The Department of Veterinary Services (DVS) has recorded a decline of cattle deaths attributable to tick-borne diseases following the launch of the Presidential blitz tick grease input scheme and farmer contributions towards buying dipping chemicals.
More than one million households benefited from the presidential tick grease programme.
Provincial veterinary director for Midlands province Dr Martin Sibanda said there was a significant improvement in the tick borne diseases burden and deaths of cattle nationwide because of the dry season.
He said heavy rains had triggered disease outbreaks in livestock.
"Many cattle are now protected against tick-borne diseases because the grease is being distributed to farmers for free under the Presidential Blitz Tick Grease Programme launched last year by Government to curb the spread of tick-borne diseases," said Dr Sibanda.
"On the other hand, farmers also contributed to the veterinary department in their districts and purchased dipping chemicals. Incessant rains brought negative effects to the livestock as animals were susceptible to so many challenges and most cattle were killed by various diseases."
Dipping was the most and only effective way of managing tick borne diseases, but many dip tanks were not offering the recommended weekly dipping because of lack of dipping chemicals.
There was also low turnout at dip tanks.
Some farmers were not willing to take their cattle for dipping at the communal dip tanks, while some were preferring to conduct the operation themselves, risking doing it in the wrong way.
The country has lost over 2 000 cattle to tick-borne diseases since last year.
For years, smallholder farmers have lost cattle to tick-borne diseases, particularly January Disease (Theileriosis) leading to loss of wealth.
The tick grease programme is used in-between dipping sessions.
January Disease is common between December and March and is spread through the bite of the brown ear tick.

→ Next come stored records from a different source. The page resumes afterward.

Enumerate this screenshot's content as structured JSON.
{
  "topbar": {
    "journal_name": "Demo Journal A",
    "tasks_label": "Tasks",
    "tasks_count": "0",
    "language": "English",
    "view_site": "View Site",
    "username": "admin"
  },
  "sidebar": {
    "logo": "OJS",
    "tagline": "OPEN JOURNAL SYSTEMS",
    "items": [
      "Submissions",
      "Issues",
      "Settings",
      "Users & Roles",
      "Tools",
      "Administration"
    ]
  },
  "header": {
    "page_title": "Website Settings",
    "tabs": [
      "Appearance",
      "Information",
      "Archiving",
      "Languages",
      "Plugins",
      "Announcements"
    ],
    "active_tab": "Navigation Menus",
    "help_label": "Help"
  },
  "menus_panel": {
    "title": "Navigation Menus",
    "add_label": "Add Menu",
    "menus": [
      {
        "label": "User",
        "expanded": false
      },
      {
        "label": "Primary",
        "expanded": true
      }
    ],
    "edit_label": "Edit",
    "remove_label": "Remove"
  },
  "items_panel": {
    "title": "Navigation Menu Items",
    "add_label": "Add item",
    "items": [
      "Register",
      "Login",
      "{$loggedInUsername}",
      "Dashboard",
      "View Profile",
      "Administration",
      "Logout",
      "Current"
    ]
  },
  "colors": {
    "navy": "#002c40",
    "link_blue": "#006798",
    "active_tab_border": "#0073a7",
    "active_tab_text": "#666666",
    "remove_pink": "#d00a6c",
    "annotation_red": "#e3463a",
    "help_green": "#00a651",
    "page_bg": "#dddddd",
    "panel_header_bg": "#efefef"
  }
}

Many provinces have been affected by tick-borne diseases, particularly Theileriosis, red water, heart water and gall sickness.
Mashonaland West province has reported massive cattle deaths because of tick-borne diseases from 2019.